Since the beginning of the pandemic, many remote workers have reported experiencing higher stress levels and around 50% thought they'd developed an unhealthy work life balance. Not to mention, many experts are predicting that the pandemic will continue to have long-term effects on people’s mental health, meaning wellness initiatives will only grow in importance.

A remote worker sits on her bed with her laptop on her knees and headphones on. Her small dog is sat beside her and she is petting it.

Initiatives such as, wellbeing check ins or increased flexibility around hours can do wonders to improve the general mental health of your staff. Create an open dialogue around mental health to reduce stigma, increase transparency around emotional wellbeing, and to build trust with your remote team.

Trust your team!

When you're working from home, trust is crucial. Knowing and trusting that your virtual team will be productive and get their work done on time will determine whether or not your remote work culture is a positive one or a toxic one.

Not having faith and micromanaging your virtual team will impede on their progress.

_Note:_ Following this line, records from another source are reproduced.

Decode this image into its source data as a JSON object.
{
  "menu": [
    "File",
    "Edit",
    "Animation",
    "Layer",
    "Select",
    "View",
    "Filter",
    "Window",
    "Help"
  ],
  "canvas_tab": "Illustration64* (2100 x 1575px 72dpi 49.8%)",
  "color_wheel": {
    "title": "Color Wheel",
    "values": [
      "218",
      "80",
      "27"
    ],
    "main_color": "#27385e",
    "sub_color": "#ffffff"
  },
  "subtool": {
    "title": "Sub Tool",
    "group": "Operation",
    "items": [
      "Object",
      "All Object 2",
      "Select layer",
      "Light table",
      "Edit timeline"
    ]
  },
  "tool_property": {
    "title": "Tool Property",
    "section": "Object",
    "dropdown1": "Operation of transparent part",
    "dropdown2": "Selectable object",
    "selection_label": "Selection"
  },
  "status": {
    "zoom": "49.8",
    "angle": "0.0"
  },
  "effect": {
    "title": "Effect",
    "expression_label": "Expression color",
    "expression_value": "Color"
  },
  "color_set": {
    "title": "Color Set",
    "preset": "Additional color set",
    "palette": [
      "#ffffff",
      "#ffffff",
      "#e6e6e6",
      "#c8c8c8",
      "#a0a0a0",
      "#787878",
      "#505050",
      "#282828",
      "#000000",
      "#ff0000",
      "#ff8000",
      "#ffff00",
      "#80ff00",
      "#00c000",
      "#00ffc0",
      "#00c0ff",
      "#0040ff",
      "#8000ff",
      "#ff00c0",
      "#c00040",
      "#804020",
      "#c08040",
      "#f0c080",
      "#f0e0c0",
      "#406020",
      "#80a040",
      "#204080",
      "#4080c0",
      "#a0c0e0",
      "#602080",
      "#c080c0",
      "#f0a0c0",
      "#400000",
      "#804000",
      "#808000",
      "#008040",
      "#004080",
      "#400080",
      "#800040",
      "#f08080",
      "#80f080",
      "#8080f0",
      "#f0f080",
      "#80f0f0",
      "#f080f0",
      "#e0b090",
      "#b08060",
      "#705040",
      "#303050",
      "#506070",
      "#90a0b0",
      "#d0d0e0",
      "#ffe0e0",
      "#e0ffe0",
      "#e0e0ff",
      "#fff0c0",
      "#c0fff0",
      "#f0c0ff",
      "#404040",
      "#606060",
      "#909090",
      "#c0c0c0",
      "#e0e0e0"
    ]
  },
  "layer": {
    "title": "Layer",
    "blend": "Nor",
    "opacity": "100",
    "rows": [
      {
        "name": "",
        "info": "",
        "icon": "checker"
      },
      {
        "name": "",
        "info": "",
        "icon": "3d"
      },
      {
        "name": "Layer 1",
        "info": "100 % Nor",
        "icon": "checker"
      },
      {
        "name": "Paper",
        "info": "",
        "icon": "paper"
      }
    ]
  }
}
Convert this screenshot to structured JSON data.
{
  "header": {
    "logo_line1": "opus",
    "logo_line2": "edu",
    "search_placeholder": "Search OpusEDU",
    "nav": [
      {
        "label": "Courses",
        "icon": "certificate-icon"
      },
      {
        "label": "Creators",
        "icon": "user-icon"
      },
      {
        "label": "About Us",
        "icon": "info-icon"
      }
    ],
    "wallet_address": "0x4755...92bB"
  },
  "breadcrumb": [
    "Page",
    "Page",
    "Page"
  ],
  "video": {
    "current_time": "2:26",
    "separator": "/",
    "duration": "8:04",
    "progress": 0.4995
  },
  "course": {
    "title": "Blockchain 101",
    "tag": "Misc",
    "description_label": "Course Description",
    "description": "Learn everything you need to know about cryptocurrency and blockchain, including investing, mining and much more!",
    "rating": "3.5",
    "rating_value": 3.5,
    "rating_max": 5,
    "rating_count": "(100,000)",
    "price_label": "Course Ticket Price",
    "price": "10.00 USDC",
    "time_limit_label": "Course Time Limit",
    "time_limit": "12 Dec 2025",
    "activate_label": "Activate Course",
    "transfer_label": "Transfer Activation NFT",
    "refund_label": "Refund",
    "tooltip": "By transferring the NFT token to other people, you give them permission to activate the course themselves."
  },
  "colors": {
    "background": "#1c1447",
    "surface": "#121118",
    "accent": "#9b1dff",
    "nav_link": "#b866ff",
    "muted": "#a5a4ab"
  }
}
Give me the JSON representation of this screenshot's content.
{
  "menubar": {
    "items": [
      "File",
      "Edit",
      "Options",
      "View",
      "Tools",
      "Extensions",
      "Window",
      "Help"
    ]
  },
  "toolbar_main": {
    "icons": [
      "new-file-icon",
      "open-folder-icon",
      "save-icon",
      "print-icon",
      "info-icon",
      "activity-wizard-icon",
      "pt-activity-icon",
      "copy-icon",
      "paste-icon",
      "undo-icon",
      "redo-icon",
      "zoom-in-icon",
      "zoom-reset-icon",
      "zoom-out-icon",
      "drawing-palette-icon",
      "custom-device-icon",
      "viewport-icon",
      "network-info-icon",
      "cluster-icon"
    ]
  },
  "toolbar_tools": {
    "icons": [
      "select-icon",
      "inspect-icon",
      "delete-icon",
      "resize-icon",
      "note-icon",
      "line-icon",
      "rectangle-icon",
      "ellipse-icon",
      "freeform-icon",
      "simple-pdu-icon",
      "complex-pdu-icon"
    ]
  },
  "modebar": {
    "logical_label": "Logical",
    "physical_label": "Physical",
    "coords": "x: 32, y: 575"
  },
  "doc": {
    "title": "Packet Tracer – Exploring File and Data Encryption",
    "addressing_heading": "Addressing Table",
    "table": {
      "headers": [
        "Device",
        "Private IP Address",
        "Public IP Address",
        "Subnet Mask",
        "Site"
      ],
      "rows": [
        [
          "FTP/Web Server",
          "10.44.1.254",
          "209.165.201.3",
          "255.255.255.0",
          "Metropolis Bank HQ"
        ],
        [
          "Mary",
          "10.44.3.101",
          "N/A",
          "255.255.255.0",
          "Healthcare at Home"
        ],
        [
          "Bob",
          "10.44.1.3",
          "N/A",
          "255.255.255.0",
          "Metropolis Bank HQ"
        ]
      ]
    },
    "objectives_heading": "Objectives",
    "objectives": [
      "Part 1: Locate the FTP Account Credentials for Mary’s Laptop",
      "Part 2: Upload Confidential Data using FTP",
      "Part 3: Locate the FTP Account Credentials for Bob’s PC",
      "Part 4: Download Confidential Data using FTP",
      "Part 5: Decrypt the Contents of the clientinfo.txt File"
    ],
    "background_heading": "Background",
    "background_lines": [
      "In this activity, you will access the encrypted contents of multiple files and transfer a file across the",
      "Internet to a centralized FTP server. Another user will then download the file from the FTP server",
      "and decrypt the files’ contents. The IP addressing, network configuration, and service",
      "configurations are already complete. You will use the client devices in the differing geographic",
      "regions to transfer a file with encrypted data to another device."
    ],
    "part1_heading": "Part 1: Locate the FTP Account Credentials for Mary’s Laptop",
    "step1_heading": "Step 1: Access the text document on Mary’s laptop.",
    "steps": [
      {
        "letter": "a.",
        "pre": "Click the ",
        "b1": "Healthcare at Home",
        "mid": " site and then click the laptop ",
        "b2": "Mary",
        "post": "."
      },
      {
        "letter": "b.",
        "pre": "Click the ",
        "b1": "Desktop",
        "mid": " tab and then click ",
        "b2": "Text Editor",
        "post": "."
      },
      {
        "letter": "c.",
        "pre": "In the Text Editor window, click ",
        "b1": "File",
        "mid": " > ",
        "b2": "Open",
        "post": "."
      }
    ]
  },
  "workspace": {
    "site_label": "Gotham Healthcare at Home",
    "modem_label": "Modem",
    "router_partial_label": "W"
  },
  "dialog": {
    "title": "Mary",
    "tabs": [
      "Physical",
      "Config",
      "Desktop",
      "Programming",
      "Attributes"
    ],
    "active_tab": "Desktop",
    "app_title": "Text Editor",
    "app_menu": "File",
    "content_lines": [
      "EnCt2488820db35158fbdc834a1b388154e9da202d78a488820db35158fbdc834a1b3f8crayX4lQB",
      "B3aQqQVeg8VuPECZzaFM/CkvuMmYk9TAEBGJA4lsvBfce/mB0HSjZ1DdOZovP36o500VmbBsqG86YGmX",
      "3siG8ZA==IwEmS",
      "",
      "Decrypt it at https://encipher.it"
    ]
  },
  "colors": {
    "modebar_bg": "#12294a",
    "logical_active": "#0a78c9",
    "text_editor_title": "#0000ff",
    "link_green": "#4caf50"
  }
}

Plus, it could lose you top talent, as surveys show that employees subjected to an overbearing corporate culture are nearly 30% more likely to leave their job.

Instead, ensure a positive and rewarding remote work environment by trusting your employees are responsible adults who are capable of getting the job done, even when nobody is overseeing everything they do.

A remote employee sits at his home workspace with his hands behind his head and his desktop computer in front of him.

The final takeaway

Remote work is not simply a passing fad; it’s here to stay. Learning how to build a robust company culture that generates collaboration, productivity, and employee satisfaction for your WFH employees is crucial to the longevity of your company.

Remember that business can cultivate a cohesive and positive company culture built on teamwork and project delivery, even when co-workers and team leaders are working from different postcodes. It simply takes flexibility, compassion, and, above all, trust.